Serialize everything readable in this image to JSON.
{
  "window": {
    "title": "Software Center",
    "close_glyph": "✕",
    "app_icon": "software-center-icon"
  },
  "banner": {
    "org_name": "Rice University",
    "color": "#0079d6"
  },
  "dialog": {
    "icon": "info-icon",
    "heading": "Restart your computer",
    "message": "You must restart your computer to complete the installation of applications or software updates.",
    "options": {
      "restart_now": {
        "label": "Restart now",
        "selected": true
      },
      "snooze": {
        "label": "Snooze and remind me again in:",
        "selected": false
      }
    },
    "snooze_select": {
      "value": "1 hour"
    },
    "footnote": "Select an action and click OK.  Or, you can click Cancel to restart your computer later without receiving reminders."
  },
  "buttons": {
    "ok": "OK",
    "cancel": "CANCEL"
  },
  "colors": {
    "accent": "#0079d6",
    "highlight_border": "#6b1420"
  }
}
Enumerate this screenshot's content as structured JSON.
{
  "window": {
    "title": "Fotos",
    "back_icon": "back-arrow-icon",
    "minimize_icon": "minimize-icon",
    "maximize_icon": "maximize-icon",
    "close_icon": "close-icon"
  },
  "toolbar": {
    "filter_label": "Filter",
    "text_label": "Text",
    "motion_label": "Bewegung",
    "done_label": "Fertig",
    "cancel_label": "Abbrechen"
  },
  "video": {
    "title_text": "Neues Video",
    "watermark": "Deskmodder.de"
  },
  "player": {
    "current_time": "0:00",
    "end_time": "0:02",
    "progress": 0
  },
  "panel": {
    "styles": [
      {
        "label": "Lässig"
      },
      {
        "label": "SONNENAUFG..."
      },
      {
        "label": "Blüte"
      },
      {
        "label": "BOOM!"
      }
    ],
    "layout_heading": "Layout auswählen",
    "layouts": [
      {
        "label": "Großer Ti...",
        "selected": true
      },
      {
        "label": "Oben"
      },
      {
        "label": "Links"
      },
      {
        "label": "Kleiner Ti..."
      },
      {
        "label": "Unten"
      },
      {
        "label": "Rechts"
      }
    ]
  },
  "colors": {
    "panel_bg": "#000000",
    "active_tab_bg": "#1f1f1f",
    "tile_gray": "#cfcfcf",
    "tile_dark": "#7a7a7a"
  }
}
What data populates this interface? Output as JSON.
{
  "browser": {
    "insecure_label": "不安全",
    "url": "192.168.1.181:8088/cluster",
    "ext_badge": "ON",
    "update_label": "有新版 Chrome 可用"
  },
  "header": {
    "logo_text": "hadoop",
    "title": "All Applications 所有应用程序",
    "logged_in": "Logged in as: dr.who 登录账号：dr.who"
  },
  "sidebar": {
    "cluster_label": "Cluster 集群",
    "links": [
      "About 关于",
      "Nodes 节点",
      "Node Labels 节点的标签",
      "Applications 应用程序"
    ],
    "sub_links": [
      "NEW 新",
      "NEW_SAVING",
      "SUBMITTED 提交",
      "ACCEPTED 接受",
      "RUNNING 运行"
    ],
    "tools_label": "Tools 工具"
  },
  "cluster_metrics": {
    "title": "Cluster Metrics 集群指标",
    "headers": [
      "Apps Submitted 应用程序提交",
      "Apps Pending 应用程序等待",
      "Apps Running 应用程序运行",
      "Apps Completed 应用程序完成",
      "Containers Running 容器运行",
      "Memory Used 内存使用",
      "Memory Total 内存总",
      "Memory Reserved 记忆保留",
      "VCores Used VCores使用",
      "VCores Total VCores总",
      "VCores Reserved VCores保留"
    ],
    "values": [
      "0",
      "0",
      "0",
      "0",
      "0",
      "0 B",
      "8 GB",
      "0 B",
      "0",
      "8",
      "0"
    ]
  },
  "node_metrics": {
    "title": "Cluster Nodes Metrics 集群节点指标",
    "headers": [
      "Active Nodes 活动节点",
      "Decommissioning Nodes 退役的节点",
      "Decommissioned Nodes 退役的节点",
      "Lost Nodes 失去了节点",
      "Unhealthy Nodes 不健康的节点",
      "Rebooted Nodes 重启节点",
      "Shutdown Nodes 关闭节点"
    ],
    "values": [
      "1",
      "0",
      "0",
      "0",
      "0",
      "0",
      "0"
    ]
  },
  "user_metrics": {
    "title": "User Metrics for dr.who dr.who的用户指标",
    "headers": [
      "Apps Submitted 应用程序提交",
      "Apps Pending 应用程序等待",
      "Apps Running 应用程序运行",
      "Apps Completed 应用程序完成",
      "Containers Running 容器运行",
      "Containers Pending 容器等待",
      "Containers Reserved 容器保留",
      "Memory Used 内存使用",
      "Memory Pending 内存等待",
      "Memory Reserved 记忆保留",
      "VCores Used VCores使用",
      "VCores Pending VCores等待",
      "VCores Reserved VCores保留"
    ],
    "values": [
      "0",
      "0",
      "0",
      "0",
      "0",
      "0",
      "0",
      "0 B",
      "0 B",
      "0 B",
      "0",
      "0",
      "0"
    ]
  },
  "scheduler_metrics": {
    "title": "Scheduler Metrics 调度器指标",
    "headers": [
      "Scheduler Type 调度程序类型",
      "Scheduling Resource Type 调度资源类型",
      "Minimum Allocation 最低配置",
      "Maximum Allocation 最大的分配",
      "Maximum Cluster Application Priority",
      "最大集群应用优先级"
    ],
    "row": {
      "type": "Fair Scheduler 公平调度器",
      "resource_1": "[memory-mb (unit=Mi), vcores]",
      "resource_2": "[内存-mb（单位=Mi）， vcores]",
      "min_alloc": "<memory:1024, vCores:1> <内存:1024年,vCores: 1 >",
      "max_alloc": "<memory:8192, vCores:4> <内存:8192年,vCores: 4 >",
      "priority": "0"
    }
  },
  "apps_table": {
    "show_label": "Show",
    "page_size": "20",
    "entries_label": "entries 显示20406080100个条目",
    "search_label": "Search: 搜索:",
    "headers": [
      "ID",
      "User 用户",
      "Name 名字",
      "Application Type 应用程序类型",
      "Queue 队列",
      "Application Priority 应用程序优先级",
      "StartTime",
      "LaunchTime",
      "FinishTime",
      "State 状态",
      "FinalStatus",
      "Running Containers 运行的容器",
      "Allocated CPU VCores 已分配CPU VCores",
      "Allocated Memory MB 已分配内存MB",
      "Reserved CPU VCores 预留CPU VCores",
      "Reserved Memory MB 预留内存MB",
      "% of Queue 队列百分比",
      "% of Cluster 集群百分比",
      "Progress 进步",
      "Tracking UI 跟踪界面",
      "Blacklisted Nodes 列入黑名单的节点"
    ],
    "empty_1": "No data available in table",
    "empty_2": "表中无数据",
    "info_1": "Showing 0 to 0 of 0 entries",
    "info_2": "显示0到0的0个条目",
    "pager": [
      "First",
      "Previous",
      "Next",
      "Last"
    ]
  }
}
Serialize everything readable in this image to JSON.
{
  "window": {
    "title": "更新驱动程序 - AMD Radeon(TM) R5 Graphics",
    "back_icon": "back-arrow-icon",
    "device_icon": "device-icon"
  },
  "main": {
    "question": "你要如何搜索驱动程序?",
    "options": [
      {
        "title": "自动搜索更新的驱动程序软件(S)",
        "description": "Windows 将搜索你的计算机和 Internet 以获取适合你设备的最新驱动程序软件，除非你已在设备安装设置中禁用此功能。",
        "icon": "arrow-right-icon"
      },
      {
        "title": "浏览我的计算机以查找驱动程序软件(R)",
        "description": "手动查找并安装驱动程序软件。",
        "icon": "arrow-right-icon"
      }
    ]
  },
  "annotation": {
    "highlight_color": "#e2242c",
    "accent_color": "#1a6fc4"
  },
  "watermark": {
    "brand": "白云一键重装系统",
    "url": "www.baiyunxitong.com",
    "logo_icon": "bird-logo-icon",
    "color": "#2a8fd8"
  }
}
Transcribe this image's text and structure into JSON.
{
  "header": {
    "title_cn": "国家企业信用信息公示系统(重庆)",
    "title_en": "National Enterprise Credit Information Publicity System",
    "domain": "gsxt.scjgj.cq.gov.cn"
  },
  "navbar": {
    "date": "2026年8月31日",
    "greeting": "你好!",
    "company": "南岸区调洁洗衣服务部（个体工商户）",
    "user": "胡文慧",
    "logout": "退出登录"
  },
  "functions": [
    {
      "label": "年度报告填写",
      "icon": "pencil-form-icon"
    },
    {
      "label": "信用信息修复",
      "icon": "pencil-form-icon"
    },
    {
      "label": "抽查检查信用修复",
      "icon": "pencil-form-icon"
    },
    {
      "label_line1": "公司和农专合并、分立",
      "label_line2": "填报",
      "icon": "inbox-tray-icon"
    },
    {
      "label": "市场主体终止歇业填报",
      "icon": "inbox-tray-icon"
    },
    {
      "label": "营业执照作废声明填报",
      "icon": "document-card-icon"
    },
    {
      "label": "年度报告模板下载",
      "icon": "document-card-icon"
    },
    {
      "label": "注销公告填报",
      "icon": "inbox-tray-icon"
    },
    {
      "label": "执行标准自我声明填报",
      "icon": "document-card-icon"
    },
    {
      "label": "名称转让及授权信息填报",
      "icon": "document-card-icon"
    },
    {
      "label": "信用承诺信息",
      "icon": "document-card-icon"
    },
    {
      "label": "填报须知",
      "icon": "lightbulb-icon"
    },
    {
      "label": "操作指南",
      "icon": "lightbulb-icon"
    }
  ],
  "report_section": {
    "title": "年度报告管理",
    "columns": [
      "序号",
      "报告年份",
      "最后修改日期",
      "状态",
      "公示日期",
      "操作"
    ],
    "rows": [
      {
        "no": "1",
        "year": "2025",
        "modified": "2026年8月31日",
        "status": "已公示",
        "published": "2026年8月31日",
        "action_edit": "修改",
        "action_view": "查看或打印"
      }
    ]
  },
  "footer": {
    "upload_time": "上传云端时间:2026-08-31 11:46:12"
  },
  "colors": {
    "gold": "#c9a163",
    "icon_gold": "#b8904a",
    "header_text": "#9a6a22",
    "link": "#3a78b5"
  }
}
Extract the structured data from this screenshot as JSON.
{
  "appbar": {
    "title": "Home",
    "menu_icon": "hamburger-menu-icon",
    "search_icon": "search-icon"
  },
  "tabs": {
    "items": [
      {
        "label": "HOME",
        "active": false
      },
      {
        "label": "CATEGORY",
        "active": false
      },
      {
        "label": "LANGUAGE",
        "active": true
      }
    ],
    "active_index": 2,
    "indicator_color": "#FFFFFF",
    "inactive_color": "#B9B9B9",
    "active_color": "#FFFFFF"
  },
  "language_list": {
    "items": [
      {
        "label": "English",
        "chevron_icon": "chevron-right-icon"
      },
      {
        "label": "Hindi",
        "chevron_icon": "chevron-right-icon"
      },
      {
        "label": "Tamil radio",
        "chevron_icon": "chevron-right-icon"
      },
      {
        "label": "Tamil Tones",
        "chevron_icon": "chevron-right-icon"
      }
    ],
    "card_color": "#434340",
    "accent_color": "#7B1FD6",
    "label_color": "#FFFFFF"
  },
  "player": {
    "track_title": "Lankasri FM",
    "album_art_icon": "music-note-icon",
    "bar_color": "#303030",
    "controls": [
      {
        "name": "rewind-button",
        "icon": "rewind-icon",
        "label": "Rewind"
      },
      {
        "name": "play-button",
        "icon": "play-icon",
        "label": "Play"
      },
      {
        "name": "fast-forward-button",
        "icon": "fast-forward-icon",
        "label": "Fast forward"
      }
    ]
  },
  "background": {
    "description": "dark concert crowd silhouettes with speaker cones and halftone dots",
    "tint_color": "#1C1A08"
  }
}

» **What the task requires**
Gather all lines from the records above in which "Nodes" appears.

» **Exercise response**
      "Nodes 节点",
    "title": "Cluster Nodes Metrics 集群节点指标",
      "Active Nodes 活动节点",
      "Decommissioning Nodes 退役的节点",
      "Decommissioned Nodes 退役的节点",
      "Lost Nodes 失去了节点",
      "Unhealthy Nodes 不健康的节点",
      "Rebooted Nodes 重启节点",
      "Shutdown Nodes 关闭节点"
      "Blacklisted Nodes 列入黑名单的节点"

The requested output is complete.